WYNNEWOOD, Okla. (NEXSTAR) – The Justice Department filed a civil complaint Thursday accusing “Tiger King” star Jeffrey Lowe and his wife, Lauren violating both the Endangered Species Act and Anima Welfare Act, accusing them of “inhumane treatment” of their exotic animals.
Inspectors are hoping a court will grant them access to the animals from Joe Exotic’s former Oklahoma zoo, Greater Wynnewood Exotic Animal Park.
The Lowes lost their license in August after inspectors reported squalid conditions at the zoo. According to the complaint, the Lowes moved the animals to Thackerville, Oklahoma to create an unlicensed wildlife park called “Tiger King Park.”
“Exhibitors cannot evade the law simply by shutting out the USDA and moving their animals elsewhere,” said Principal Deputy Assistant Attorney General Jonathan D. Brightbill of the Environment and Natural Resources Division. “The Department of Justice will support the USDA in pursuing those who violate federal animal protection laws.”
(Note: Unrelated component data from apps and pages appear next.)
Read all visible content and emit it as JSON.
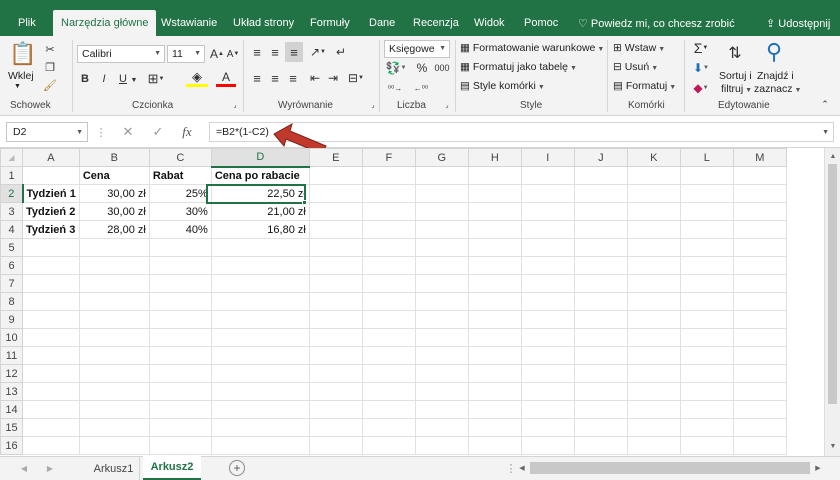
{
  "tabs": [
    "Plik",
    "Narzędzia główne",
    "Wstawianie",
    "Układ strony",
    "Formuły",
    "Dane",
    "Recenzja",
    "Widok",
    "Pomoc"
  ],
  "tell_me": "Powiedz mi, co chcesz zrobić",
  "share": "Udostępnij",
  "clipboard": {
    "paste": "Wklej",
    "group": "Schowek"
  },
  "font": {
    "name": "Calibri",
    "size": "11",
    "bold": "B",
    "italic": "I",
    "underline": "U",
    "group": "Czcionka"
  },
  "alignment": {
    "group": "Wyrównanie"
  },
  "number": {
    "format": "Księgowe",
    "percent": "%",
    "thousands": "000",
    "group": "Liczba"
  },
  "styles": {
    "cond": "Formatowanie warunkowe",
    "table": "Formatuj jako tabelę",
    "cell": "Style komórki",
    "group": "Style"
  },
  "cells": {
    "insert": "Wstaw",
    "delete": "Usuń",
    "format": "Formatuj",
    "group": "Komórki"
  },
  "editing": {
    "sort1": "Sortuj i",
    "sort2": "filtruj",
    "find1": "Znajdź i",
    "find2": "zaznacz",
    "group": "Edytowanie"
  },
  "namebox": "D2",
  "formula": "=B2*(1-C2)",
  "columns": [
    "A",
    "B",
    "C",
    "D",
    "E",
    "F",
    "G",
    "H",
    "I",
    "J",
    "K",
    "L",
    "M"
  ],
  "rows": [
    "1",
    "2",
    "3",
    "4",
    "5",
    "6",
    "7",
    "8",
    "9",
    "10",
    "11",
    "12",
    "13",
    "14",
    "15",
    "16"
  ],
  "cells_data": {
    "B1": "Cena",
    "C1": "Rabat",
    "D1": "Cena po rabacie",
    "A2": "Tydzień 1",
    "B2": "30,00 zł",
    "C2": "25%",
    "D2": "22,50 zł",
    "A3": "Tydzień 2",
    "B3": "30,00 zł",
    "C3": "30%",
    "D3": "21,00 zł",
    "A4": "Tydzień 3",
    "B4": "28,00 zł",
    "C4": "40%",
    "D4": "16,80 zł"
  },
  "sheets": [
    "Arkusz1",
    "Arkusz2"
  ],
  "active_sheet": "Arkusz2",
  "colors": {
    "brand": "#217346",
    "arrow": "#c0392b"
  }
}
Lowe told TMZ Thursday “their filing doesn’t have a single factual accusation in the entire document,” adding that inspectors wouldn’t know what shape the animals were in since they hadn’t seen them in two months.
Past inspections found that the grizzly bear, ring-tailed lemurs, lions and other big cats at the Wynnewood zoo were living in conditions that led to poor health and even death.
“The Lowes’ failure to provide basic veterinary care, appropriate food, and safe living conditions for the animals does not meet standards required by both the Animal Welfare Act and the Endangered Species Act,” Brightbill said.
Inspectors from the USDA said in June and July of 2020 that the Lowes’ failure to give their animals basic care resulted in nutritional deficiencies that left some animals unable to walk and susceptible to fractures. Other animals died from a lack of care, according to the complaint.
The Justice Department said inspectors found partially burned and decomposing big cat carcasses, along with rotting meat inside a broken refrigerator truck on the site.
The Lowes have also “routinely separated big cat cubs and lemur pups from their mothers at too early an age for public ‘playtime’ events, resulting in long-lasting harm,” according to the document.
One of those animals, a “lethargic, depressed, thin” lion cub named Nala was found lying in the mud, refusing to get up, with discharge from her nose and eyes, and sores on her ears. She was diagnosed with an upper respiratory infection, dehydration, and urinary tract infection, along with multiple insect-related sores. She was treated at a wildlife sanctuary in Colorado in September where veterinarians diagnosed her with malnutrition and vitamin deficiencies so severe as to cause a chronic bone fracture and lameness.
The Justice Dept. is working to get a court order that would allow USDA and Fish and Wildlife inspectors inside the facility; stop the exhibition, purchase or disposal of any animals; and allow inspectors to examine any and all veterinary records.
After the closure of the Wynnewood zoo in August, the Lowes agreed to pay over $100,000 in taxes for unreported sales at the facility.
Joe Exotic is serving 22 years in prison after he was convicted in a murder-for-hire plot and found to have violated federal wildlife laws.